Those who believe in outdated dominance theory may think that if your dog breaks eye contact first, he’s challenging you. Breaking eye contact signifies obedience and submission.
Fact: Dogs Break Eye Contact to Prevent a Challenge
The truth of the matter is that most dogs are non-confrontational. Since dogs rely on their body language to communicate, eye contact is a massive component of that communication.
Prolonged eye contact and staring can be seen as “rude” or a confrontation or challenge. A dog choosing to break eye contact signifies that he doesn’t want any trouble.
Myth 5: Your Dog Should Always Go Through a Door After You
With dominance theory, it’s believed that dogs should allow you to enter through a doorway first and then will follow you. After all, this would show that you’re the leader, and they’re simply following your lead.
Fact: Your Dog Rushes Through a Doorway Because He’s Excited
Many trainers recommend teaching your dog to sit at a doorway and wait for your cue to be released. In most cases, this has everything to do with safety and nothing to do with dominance.
Your dog isn’t rushing past you because he thinks he’s the alpha, which is the fear with dominance-based thinking. Instead, your dog is rushing past you simply because he’s excited to get to whatever is on the other side of the door, like the backyard.
For many reasons, a dog rushing through a doorway can be a significant safety concern. They could accidentally rush past someone standing nearby and knock them down, or they could be tempted to run through an open door into a dangerous situation, like when the front door is left open, and there’s a street nearby.
How Do Dogs Choose an Alpha Human?
We’ve established that dominance theory is debunked, and alpha isn’t a great way to communicate and describe people’s relationships with their dogs. Despite this, if you’ve ever owned a dog, then you do know that, in many cases, dogs do choose a favorite person!
Similar to how humans have best friends or favorite people in their life for a variety of reasons, dogs are the same! Dogs can have a favorite human based on several factors. In a nutshell, dogs are more likely to choose their favorite person based on positive experiences and positive associations with that person.

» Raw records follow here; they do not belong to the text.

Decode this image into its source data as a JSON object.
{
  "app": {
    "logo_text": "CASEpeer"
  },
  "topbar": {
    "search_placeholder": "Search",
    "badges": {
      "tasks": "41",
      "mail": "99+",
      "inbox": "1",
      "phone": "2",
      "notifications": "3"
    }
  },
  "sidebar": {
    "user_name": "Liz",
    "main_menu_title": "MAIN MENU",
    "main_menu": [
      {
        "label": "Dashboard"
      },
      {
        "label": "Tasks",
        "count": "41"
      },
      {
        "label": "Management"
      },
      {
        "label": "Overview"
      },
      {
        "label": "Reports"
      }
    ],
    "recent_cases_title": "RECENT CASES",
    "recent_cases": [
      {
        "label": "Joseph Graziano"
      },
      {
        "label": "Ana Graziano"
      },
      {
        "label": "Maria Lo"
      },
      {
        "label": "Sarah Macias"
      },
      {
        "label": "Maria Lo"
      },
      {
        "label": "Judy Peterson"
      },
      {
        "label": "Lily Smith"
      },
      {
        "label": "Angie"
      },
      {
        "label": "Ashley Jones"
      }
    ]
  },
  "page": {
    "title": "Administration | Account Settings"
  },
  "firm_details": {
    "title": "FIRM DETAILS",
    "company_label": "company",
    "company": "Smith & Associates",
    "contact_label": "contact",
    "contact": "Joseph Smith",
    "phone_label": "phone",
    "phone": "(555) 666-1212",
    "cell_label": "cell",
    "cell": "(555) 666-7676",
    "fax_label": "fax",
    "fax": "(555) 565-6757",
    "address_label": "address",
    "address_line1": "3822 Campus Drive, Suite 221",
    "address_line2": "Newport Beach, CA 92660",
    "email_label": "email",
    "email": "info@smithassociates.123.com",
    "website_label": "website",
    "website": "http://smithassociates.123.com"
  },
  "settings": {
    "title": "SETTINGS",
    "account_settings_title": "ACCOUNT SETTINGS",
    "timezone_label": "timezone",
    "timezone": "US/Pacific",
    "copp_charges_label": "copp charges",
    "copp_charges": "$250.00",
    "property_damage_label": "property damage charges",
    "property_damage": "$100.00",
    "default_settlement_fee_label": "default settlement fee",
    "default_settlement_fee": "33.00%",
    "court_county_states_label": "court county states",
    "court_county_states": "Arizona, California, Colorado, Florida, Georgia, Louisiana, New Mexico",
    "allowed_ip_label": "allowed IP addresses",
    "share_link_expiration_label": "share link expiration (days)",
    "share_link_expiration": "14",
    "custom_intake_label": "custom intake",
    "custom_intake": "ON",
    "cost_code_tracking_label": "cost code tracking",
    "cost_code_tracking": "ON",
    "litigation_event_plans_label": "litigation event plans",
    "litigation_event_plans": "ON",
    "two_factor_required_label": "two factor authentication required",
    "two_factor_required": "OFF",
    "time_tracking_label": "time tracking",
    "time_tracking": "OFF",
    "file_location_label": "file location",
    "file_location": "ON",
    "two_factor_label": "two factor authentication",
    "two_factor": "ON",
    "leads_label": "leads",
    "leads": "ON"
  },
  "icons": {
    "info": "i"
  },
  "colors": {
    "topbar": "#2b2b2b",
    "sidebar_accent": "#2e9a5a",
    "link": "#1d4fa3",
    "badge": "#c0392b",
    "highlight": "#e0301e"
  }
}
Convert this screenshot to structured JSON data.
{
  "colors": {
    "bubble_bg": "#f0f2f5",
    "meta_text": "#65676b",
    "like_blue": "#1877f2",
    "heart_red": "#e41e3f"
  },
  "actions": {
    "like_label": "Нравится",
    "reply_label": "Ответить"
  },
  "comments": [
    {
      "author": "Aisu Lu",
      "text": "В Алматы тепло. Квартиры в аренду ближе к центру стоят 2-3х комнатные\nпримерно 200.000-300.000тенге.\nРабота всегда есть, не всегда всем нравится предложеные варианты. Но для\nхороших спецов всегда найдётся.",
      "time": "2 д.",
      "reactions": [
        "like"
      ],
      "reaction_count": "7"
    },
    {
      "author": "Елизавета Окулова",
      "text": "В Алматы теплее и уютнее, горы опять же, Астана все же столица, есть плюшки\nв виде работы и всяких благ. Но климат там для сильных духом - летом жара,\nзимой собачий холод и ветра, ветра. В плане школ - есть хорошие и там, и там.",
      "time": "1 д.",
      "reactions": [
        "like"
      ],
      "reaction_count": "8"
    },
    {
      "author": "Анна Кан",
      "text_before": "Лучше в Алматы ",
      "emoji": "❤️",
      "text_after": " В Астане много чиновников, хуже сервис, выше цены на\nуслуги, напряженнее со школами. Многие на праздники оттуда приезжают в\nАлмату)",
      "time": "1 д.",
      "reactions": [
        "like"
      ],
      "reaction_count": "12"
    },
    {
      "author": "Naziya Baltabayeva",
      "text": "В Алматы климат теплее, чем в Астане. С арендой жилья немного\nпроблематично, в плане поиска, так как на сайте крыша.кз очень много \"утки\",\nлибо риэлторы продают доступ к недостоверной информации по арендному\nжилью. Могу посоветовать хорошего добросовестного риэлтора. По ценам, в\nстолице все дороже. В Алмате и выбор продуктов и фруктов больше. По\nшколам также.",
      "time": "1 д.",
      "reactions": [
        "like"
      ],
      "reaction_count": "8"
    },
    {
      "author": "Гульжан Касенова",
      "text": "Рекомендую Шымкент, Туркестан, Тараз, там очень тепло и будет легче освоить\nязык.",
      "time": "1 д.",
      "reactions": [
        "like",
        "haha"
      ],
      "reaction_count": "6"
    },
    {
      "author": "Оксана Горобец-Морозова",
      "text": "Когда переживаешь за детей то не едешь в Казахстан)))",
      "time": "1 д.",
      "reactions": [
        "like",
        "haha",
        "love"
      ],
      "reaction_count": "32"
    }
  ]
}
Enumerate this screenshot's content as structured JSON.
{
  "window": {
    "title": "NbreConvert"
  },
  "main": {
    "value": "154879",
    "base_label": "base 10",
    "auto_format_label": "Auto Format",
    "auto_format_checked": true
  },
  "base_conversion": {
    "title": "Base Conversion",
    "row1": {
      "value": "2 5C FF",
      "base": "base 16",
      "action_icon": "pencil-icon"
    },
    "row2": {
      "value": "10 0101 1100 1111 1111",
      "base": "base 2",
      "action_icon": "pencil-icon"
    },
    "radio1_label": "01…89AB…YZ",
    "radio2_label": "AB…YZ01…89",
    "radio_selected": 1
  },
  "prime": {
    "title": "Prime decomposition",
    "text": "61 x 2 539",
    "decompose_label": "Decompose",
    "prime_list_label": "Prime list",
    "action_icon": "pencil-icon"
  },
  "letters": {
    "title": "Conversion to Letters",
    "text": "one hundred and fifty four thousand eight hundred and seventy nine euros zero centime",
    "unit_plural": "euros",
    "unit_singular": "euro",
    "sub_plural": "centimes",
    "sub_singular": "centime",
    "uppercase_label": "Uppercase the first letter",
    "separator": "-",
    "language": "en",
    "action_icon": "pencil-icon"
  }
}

If one person in the household is the primary person to walk, feed, and play with the dog, then there’s an increased chance the dog will pick that person as their favorite. In this scenario, that person is doing all of the fun and exciting things with the dog while other humans in the household aren’t.
Why Is Dominance Theory a Problem?
Now that you understand that dominance theory and alpha theory have been debunked, the next consideration is to discuss how perpetuating this idea could be a concern.
When someone approaches dog training, dog behavior, or just everyday interactions with dogs with the mentality of dominance theory, a lot of behavior, particularly aggression, gets misinterpreted. In dogs, aggressive behavior is most often created from fear, anxiety, confusion, and stress.
It’s essential to understand the root of aggression because if aversive techniques, like an alpha roll, are applied, that could actually cause your dog to be more fearful. This could potentially cause your dog to shut down, or worse, it could cause an escalation of behavior and result in the dog biting someone.
The video below does a great job of explaining why alpha pack theory isn’t a great way to interact with our dogs and how there are better methods available now that still lead us to well-trained and happy dogs!
How To Train Your Dog
When training dogs, following positive reinforcement methods and techniques is crucial. With positive reinforcement methods, the general concept is to reward and reinforce the behavior you want to see more of.
It’s important to set your dog up for success by preventing unwanted behavior from happening in the first place, but when it does, it’s best to redirect your dog to something it should be doing instead.
Not only has dominance theory been debunked, but there is concern that it could even be damaging to your dog.
We all love dogs and have dogs to share a life with, so it’s essential to train them and interact with them in safe and appropriate ways shown by science, to create positive outcomes.